_What to do_
In the listing below, how many lines hold "JSON"? Give the number only.

_Listed records_
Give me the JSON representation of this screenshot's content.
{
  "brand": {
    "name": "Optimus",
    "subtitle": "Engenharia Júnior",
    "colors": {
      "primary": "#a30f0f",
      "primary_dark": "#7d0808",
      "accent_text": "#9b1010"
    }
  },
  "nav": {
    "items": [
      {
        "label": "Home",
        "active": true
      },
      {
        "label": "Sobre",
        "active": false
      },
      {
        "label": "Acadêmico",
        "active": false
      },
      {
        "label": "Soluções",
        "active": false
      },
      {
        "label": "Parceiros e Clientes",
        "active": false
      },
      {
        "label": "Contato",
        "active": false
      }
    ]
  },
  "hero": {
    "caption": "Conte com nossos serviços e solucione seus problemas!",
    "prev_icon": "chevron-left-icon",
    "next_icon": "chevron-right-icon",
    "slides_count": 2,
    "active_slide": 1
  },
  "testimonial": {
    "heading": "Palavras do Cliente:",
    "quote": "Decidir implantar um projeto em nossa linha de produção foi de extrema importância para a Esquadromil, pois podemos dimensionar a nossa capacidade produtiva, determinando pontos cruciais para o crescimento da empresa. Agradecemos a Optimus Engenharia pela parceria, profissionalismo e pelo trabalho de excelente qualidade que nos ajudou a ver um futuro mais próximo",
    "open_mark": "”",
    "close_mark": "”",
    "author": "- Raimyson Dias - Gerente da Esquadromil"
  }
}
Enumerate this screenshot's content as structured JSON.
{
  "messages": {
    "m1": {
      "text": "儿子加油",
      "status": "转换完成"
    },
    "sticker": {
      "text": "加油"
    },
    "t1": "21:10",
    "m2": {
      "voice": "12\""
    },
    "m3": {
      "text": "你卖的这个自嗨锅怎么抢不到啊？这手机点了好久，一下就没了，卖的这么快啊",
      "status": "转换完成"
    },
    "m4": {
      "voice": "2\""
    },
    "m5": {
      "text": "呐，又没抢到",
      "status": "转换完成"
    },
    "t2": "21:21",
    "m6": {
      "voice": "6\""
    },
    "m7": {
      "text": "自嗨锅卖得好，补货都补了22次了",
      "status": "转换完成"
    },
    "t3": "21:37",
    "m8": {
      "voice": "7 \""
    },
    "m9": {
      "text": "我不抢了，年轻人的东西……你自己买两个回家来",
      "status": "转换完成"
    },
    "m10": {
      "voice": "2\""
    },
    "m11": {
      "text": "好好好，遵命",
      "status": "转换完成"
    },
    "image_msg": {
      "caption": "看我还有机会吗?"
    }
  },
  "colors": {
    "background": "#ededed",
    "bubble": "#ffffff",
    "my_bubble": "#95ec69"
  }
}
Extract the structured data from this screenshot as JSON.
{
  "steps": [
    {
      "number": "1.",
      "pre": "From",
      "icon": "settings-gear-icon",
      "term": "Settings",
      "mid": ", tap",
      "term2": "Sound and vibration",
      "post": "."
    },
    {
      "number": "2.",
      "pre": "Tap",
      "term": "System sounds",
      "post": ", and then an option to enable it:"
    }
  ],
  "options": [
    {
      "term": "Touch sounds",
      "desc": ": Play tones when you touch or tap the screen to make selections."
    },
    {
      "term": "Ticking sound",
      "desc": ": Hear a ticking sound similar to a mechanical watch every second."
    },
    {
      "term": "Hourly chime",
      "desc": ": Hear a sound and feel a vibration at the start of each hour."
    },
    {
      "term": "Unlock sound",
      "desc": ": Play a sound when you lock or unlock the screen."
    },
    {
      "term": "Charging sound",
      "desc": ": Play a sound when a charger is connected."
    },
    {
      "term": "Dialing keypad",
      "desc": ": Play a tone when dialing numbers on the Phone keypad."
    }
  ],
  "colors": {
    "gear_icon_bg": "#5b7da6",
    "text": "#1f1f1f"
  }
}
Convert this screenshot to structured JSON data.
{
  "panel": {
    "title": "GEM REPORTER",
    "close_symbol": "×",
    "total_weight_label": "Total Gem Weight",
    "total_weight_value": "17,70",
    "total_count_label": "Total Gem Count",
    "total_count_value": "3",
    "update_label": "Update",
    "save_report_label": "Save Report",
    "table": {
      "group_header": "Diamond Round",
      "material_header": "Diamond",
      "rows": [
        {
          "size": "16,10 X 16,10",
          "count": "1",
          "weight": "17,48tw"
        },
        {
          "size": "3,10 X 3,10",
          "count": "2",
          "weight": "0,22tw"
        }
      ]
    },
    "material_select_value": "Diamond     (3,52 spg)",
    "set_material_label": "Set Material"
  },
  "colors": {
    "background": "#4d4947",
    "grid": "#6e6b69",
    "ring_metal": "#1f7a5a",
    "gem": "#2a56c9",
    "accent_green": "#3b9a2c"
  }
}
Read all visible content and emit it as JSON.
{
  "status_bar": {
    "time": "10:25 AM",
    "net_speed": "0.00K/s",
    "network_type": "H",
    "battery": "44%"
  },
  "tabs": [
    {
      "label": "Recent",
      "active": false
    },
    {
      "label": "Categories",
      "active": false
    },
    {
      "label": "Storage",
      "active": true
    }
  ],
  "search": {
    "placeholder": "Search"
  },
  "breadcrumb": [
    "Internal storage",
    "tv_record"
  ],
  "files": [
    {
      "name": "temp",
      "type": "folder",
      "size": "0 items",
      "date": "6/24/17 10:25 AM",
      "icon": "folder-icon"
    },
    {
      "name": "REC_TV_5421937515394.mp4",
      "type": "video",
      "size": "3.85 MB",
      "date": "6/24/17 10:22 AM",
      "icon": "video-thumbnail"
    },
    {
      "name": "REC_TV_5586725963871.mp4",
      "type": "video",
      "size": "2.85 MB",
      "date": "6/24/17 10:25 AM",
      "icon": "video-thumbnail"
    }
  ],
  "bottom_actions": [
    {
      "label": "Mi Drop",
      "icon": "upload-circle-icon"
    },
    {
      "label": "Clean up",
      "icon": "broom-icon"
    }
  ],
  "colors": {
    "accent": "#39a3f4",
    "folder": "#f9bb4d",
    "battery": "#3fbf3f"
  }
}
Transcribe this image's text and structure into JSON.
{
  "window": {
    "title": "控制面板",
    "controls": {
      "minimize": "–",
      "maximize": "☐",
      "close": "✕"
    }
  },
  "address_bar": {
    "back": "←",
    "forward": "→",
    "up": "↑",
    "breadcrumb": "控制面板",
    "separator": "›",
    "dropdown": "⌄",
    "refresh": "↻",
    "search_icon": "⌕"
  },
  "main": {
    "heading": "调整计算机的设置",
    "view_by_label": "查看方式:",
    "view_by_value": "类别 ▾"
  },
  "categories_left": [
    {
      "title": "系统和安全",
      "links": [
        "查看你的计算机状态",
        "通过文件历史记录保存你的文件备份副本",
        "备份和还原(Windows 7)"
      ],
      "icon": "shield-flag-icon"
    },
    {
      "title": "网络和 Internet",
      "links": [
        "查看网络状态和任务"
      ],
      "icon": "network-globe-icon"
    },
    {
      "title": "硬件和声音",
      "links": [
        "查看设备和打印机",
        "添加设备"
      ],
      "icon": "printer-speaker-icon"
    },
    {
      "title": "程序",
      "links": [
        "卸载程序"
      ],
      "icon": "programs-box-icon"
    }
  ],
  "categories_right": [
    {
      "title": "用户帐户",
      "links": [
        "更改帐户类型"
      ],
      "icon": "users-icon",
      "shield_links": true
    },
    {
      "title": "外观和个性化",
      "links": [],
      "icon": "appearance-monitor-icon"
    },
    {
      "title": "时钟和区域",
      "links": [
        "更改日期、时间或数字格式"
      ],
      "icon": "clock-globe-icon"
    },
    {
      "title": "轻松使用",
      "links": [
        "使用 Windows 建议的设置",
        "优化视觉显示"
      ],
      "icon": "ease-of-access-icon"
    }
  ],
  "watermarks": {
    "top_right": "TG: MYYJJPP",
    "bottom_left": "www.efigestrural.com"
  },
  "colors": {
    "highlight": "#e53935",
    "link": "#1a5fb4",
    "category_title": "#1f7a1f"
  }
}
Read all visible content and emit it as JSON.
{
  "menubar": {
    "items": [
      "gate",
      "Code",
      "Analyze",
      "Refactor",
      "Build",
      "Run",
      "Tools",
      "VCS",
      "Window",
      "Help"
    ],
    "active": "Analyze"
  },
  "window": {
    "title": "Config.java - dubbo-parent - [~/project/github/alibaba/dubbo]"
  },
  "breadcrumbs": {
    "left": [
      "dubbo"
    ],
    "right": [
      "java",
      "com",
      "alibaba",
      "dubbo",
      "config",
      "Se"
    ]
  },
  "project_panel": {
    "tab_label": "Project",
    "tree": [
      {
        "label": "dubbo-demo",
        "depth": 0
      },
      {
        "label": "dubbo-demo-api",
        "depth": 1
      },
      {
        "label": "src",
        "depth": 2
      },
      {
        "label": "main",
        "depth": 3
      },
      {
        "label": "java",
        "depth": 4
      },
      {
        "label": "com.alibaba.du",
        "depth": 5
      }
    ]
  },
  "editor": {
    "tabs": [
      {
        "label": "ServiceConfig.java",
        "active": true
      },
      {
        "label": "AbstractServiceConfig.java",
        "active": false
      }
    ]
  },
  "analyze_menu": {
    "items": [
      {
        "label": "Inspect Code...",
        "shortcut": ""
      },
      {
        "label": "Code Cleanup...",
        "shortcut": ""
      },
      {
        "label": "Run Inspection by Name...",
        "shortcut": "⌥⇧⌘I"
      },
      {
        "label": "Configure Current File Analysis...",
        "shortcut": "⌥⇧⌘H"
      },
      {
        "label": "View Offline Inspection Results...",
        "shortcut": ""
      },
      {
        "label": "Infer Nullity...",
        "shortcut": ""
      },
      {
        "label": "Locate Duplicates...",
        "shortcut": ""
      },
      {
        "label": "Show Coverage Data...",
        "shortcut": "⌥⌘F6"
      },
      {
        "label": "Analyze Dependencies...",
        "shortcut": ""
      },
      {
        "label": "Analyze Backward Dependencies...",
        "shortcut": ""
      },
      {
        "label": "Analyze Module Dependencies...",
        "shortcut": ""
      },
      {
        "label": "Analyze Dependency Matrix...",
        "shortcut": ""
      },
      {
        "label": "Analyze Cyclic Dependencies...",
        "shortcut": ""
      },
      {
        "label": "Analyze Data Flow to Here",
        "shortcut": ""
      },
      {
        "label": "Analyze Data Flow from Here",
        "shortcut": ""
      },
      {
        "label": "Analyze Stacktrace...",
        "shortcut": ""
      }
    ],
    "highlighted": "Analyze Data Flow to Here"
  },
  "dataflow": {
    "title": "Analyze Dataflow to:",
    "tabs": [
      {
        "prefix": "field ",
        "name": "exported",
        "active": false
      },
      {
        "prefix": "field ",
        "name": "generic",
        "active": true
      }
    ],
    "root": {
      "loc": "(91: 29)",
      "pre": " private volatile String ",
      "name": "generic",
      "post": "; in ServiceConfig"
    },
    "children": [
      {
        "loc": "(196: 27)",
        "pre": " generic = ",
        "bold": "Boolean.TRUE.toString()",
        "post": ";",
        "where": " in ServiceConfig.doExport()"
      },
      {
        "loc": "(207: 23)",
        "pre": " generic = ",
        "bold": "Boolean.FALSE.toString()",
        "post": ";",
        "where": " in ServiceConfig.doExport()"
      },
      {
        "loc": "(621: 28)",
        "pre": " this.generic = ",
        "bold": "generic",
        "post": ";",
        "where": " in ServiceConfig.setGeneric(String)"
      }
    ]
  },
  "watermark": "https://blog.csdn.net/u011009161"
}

_Exercise output_
7